Kwesi Twum Antwi-Agyakwa World Bank Africa Centre of Excellence in Coastal Resilience, University of Cape Coast Ghana
Ayanlade Ayansina Obafemi Awolowo University Nigeria
Ana Bastos Max Planck Institute for Biogeochemistry Germany
Emanuele Bevacqua Helmholtz Centre for Environmental Research - UFZ Germany
Oliver Bothe Helmholtz-Zentrum Hereon Germany
Kevin Bourne IHS Markit UK
J Brema Karunya Institute of Technology and Sciences India
Abhishek Chatterjee NASA Jet Propulsion Laboratory / Caltech USA
Timothy Cowan University of Southern Queensland Australia
Alessandro Craparo Alliance of Bioversity International and CIAT, Bjerknes Centre for Climate Research Norway
Pranab Deb CORAL, Indian Institute of Technology (IIT) India
Vishal Dixit Indian Institute of Technology Bombay (IITB) India
Mastawesha Misganaw Engdaw Wegener Center for Climate and Global Change, University of Graz Austria
Erich Fischer ETH Zürich Switzerland
Christian Franzke Center for Climate Physics, Institute for Basic Science China
Pierre  Friedlingstein University of Exeter, Paris Sciences et Lettres University UK, France
Silvia Frisia Conjoint University of Newcastle Australia Australia
Heiko Goelzer NORCE Norwegian Research Centre AS Norway
Zengchao Hao Beijing Normal University China
Luke Harrington University of Waikato NZ
Nasim Hossein Hamzeh Atmospheric Science & Meteorological Research Center (ASMERC) Iran
Ravindra  Jadav Government Science College, Ahmedabad India
Michio Kawamiya Japan Agency for Marine-Earth Science and Technology (JAMSTEC) Japan
Timo Kelder Climate Adaptation Services Foundation Netherlands
Hyungjun Kim Korea Advanced Institute of Science and Technology (KAIST) and University of Tokyo, Japan Korea/Japan
Gerbrand Koren Utrecht University Netherlands

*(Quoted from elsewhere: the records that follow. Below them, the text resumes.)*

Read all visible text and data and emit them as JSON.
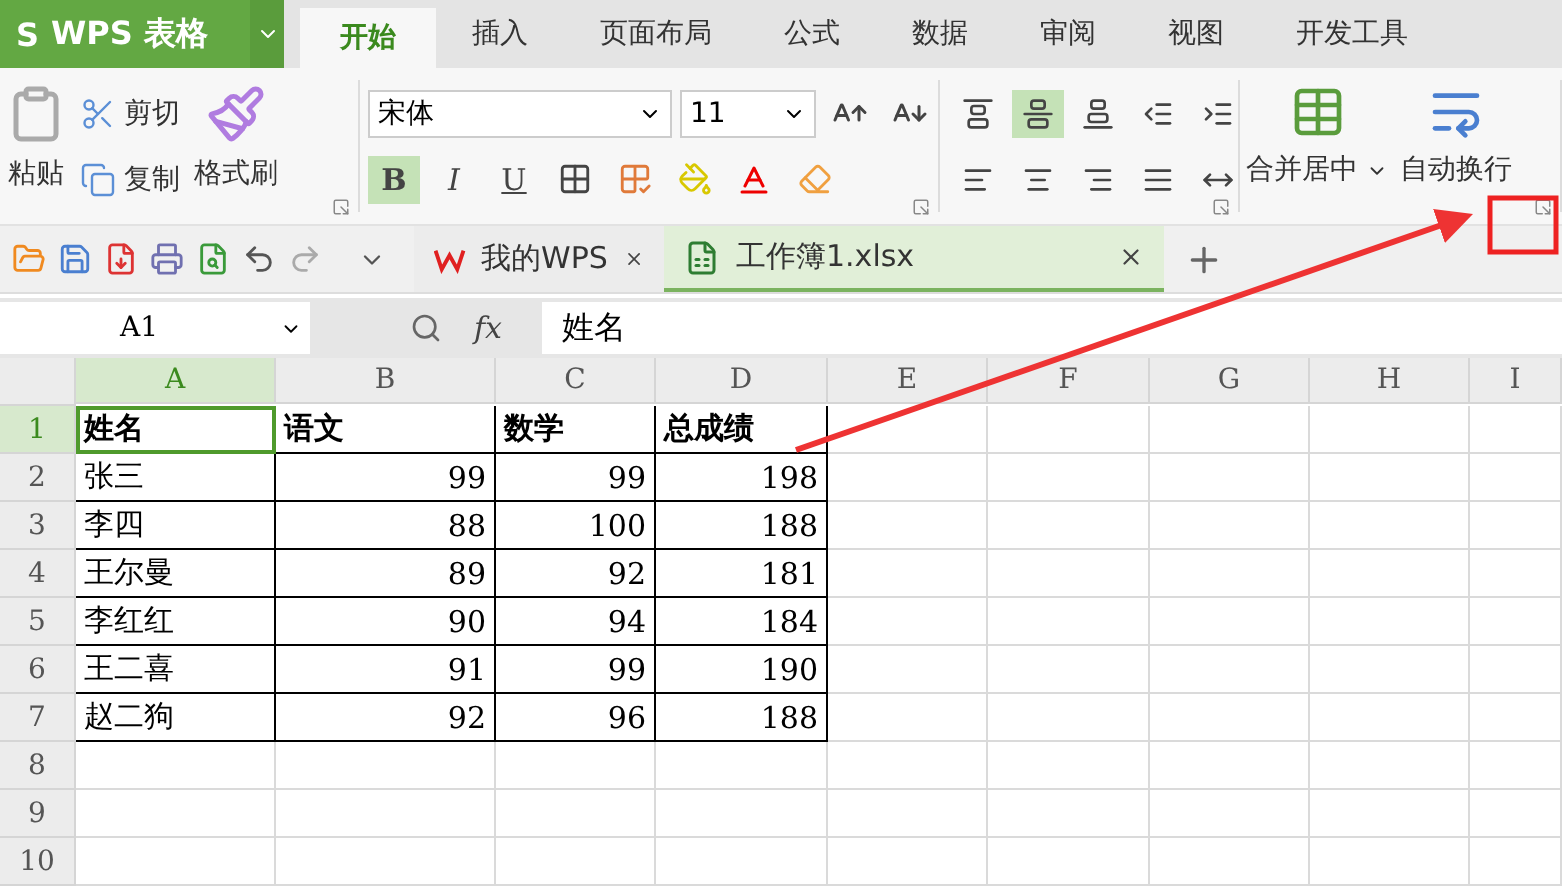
{
  "app": {
    "logo_mark": "S",
    "logo": "WPS 表格"
  },
  "tabs": [
    {
      "label": "开始",
      "selected": true
    },
    {
      "label": "插入",
      "selected": false
    },
    {
      "label": "页面布局",
      "selected": false
    },
    {
      "label": "公式",
      "selected": false
    },
    {
      "label": "数据",
      "selected": false
    },
    {
      "label": "审阅",
      "selected": false
    },
    {
      "label": "视图",
      "selected": false
    },
    {
      "label": "开发工具",
      "selected": false
    }
  ],
  "ribbon": {
    "paste": "粘贴",
    "cut": "剪切",
    "copy": "复制",
    "format_painter": "格式刷",
    "font_name": "宋体",
    "font_size": "11",
    "styles": [
      {
        "label": "B",
        "kind": "bold",
        "selected": true
      },
      {
        "label": "I",
        "kind": "italic",
        "selected": false
      },
      {
        "label": "U",
        "kind": "underline",
        "selected": false
      }
    ],
    "vertical_align": [
      {
        "kind": "top",
        "selected": false
      },
      {
        "kind": "middle",
        "selected": true
      },
      {
        "kind": "bottom",
        "selected": false
      }
    ],
    "merge": "合并居中",
    "wrap": "自动换行"
  },
  "doc_tabs": [
    {
      "label": "我的WPS",
      "selected": false
    },
    {
      "label": "工作簿1.xlsx",
      "selected": true
    }
  ],
  "formula_bar": {
    "cell_ref": "A1",
    "fx": "fx",
    "value": "姓名"
  },
  "sheet": {
    "columns": [
      {
        "label": "A",
        "selected": true
      },
      {
        "label": "B",
        "selected": false
      },
      {
        "label": "C",
        "selected": false
      },
      {
        "label": "D",
        "selected": false
      },
      {
        "label": "E",
        "selected": false
      },
      {
        "label": "F",
        "selected": false
      },
      {
        "label": "G",
        "selected": false
      },
      {
        "label": "H",
        "selected": false
      },
      {
        "label": "I",
        "selected": false
      }
    ],
    "rows": [
      {
        "label": "1",
        "kind": "header",
        "selected": true,
        "cells": [
          "姓名",
          "语文",
          "数学",
          "总成绩"
        ]
      },
      {
        "label": "2",
        "kind": "data",
        "selected": false,
        "cells": [
          "张三",
          "99",
          "99",
          "198"
        ]
      },
      {
        "label": "3",
        "kind": "data",
        "selected": false,
        "cells": [
          "李四",
          "88",
          "100",
          "188"
        ]
      },
      {
        "label": "4",
        "kind": "data",
        "selected": false,
        "cells": [
          "王尔曼",
          "89",
          "92",
          "181"
        ]
      },
      {
        "label": "5",
        "kind": "data",
        "selected": false,
        "cells": [
          "李红红",
          "90",
          "94",
          "184"
        ]
      },
      {
        "label": "6",
        "kind": "data",
        "selected": false,
        "cells": [
          "王二喜",
          "91",
          "99",
          "190"
        ]
      },
      {
        "label": "7",
        "kind": "data",
        "selected": false,
        "cells": [
          "赵二狗",
          "92",
          "96",
          "188"
        ]
      },
      {
        "label": "8",
        "kind": "data",
        "selected": false,
        "cells": []
      },
      {
        "label": "9",
        "kind": "data",
        "selected": false,
        "cells": []
      },
      {
        "label": "10",
        "kind": "data",
        "selected": false,
        "cells": []
      }
    ]
  },
  "annotation": {
    "kind": "arrow"
  }
}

Nirmal Kavindra Kularathne University of Sri Jayewardenepura Sri Lanka
Deepak Kumar Atmospheric Science Research Center (ASRC), State University of New York (SUNY) USA
Gad Levy Pan-Ocean Remote Sensing Association/NorthWest Research Association USA
Christopher Little Atmospheric and Environmental Research USA
Prajakta Mohite MSc Student India
Hasibun Naher BRAC University Bangladesh
Abdalla  Osman Adam Abdalla  University of Bahri  Sudan
Marianne Pietschnig University of Oslo Norway
Tanja Porja University of Tirana Albania
Andreas Prein National Center for Atmospheric Research USA
Roshin P. Raj Nansen Environmental and Remote Sensing Center Norway
Caroline Roelandt Federaal agentschap voor nucleaire controle - Agence fédérale de contrôle nucléaire (FANC-AFCNF) Belgium
Athanasios Sfetsos NCSR Demokritos Greece
Naeem Shahzad National University of Sciences and Technology Pakistan
Robin Smith National Centre for Atmospheric Science; University of Reading UK
Terence Thompson The Climate Service, S&P Global USA
Vikki Thompson Koninklijk Nederlands Meteorologisch Instituut (KNMI) Netherlands
Alois Tilloy European Commission Italy
Dongxiao Wang Sun Yat-sen University China
Peter Watson University of Bristol UK
Richard Wood Met Office UK
Yangyang Xu Texas A&M Univerisity USA
Kunhui Ye Oxford University UK
Sarah Perkins-Kirkpatrick UNSW Sydney Australia